The entries that follow need to be printed exactly as they are, minus any pictures.

########

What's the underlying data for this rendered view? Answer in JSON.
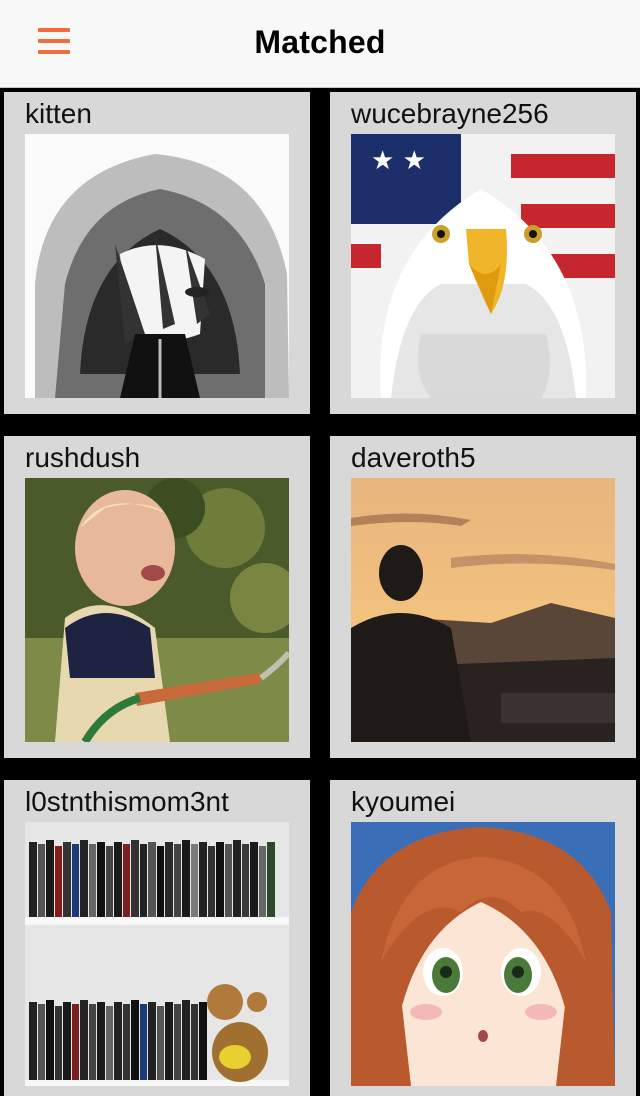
{
  "header": {
    "title": "Matched",
    "menu_icon": "hamburger-menu-icon",
    "accent_color": "#f26b3a"
  },
  "matches": [
    {
      "username": "kitten",
      "photo": "anime-hooded-girl-manga"
    },
    {
      "username": "wucebrayne256",
      "photo": "bald-eagle-american-flag"
    },
    {
      "username": "rushdush",
      "photo": "crying-toddler-garden-hose"
    },
    {
      "username": "daveroth5",
      "photo": "man-silhouette-sunset"
    },
    {
      "username": "l0stnthismom3nt",
      "photo": "bookshelf-video-games"
    },
    {
      "username": "kyoumei",
      "photo": "anime-girl-orange-hair"
    }
  ]
}
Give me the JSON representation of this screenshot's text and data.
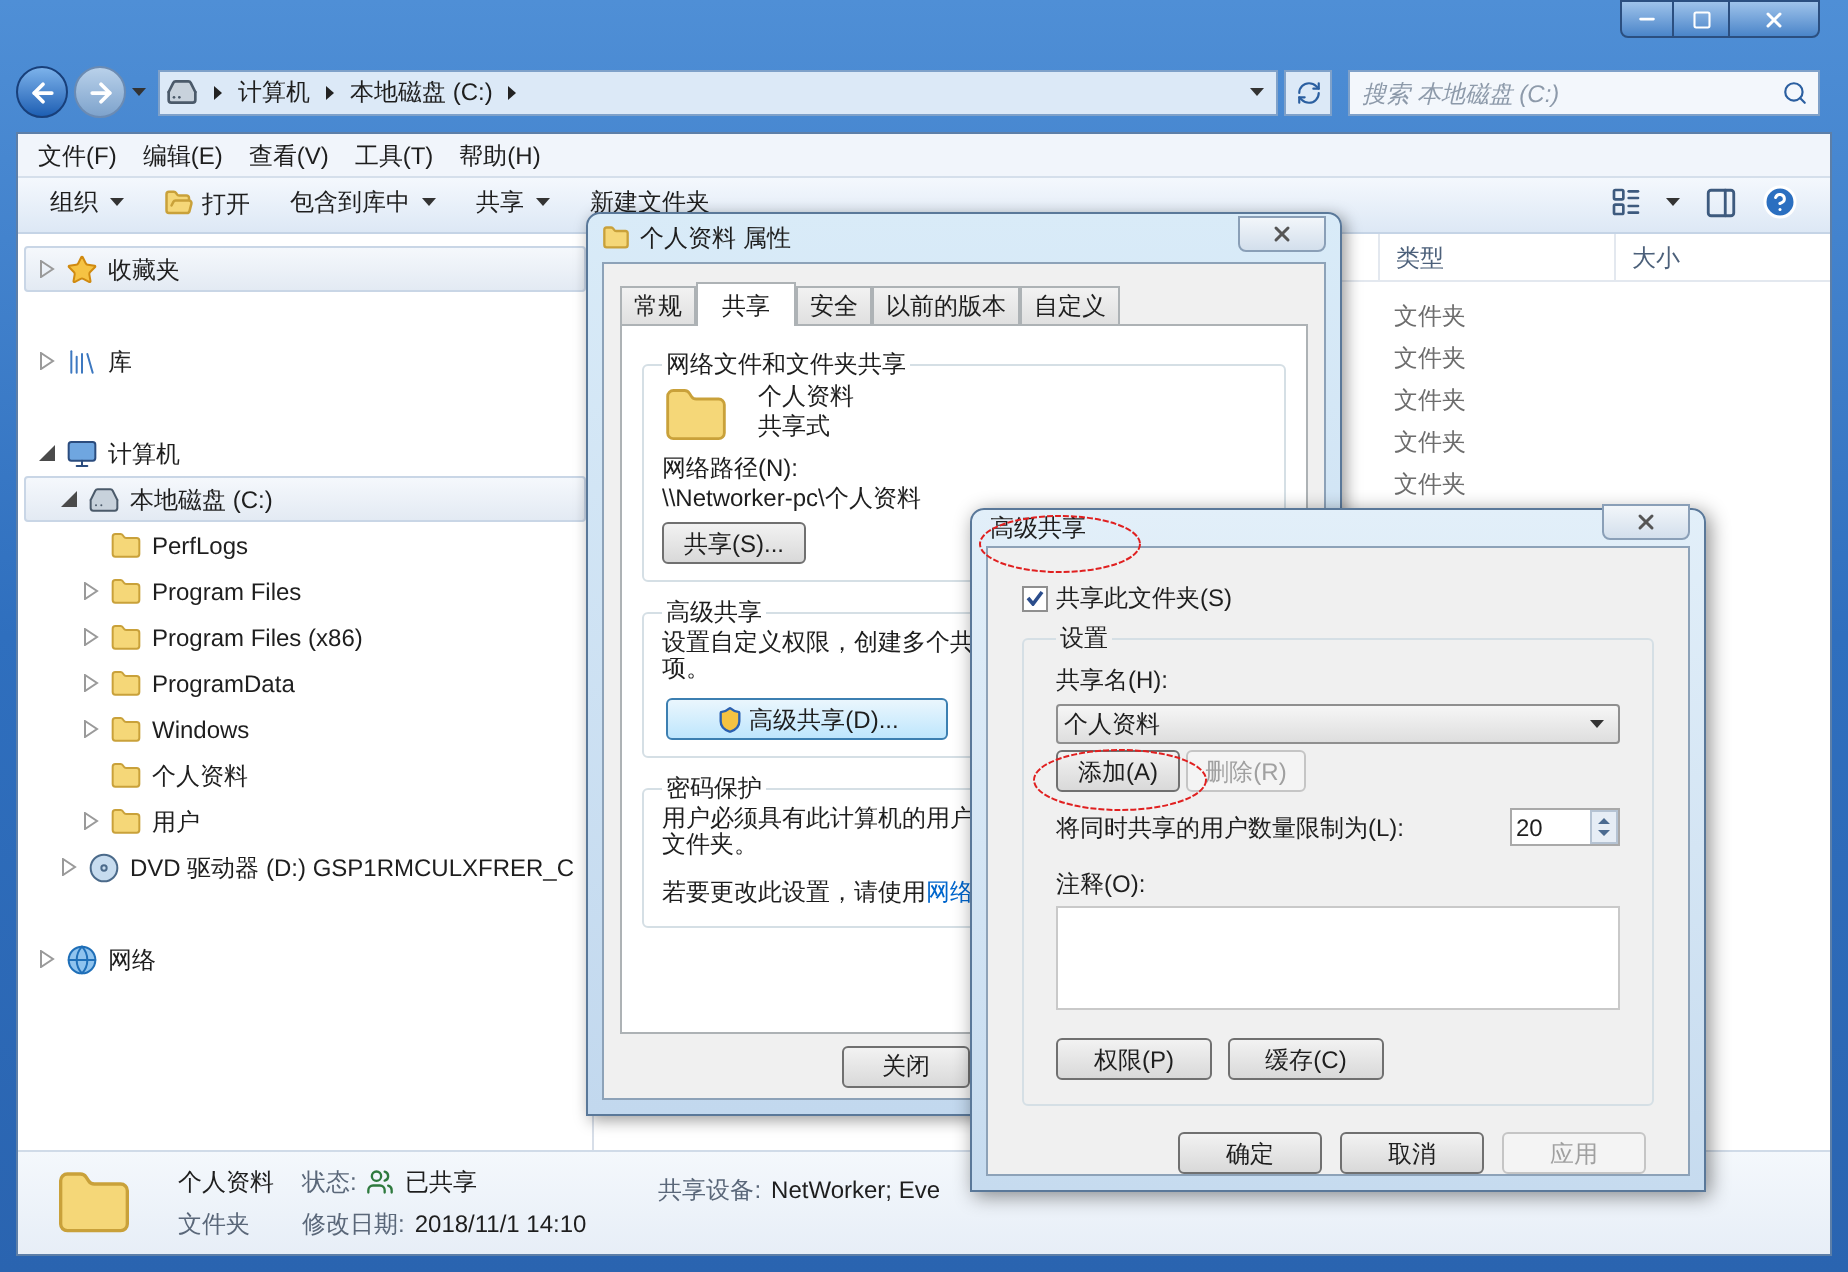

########

Reply to the exercise:
What's the underlying data for this rendered view? Answer in JSON.
{
  "header": {
    "title": "Matched",
    "menu_icon": "hamburger-menu-icon",
    "accent_color": "#f26b3a"
  },
  "matches": [
    {
      "username": "kitten",
      "photo": "anime-hooded-girl-manga"
    },
    {
      "username": "wucebrayne256",
      "photo": "bald-eagle-american-flag"
    },
    {
      "username": "rushdush",
      "photo": "crying-toddler-garden-hose"
    },
    {
      "username": "daveroth5",
      "photo": "man-silhouette-sunset"
    },
    {
      "username": "l0stnthismom3nt",
      "photo": "bookshelf-video-games"
    },
    {
      "username": "kyoumei",
      "photo": "anime-girl-orange-hair"
    }
  ]
}
Give me the JSON representation of this screenshot's text and data.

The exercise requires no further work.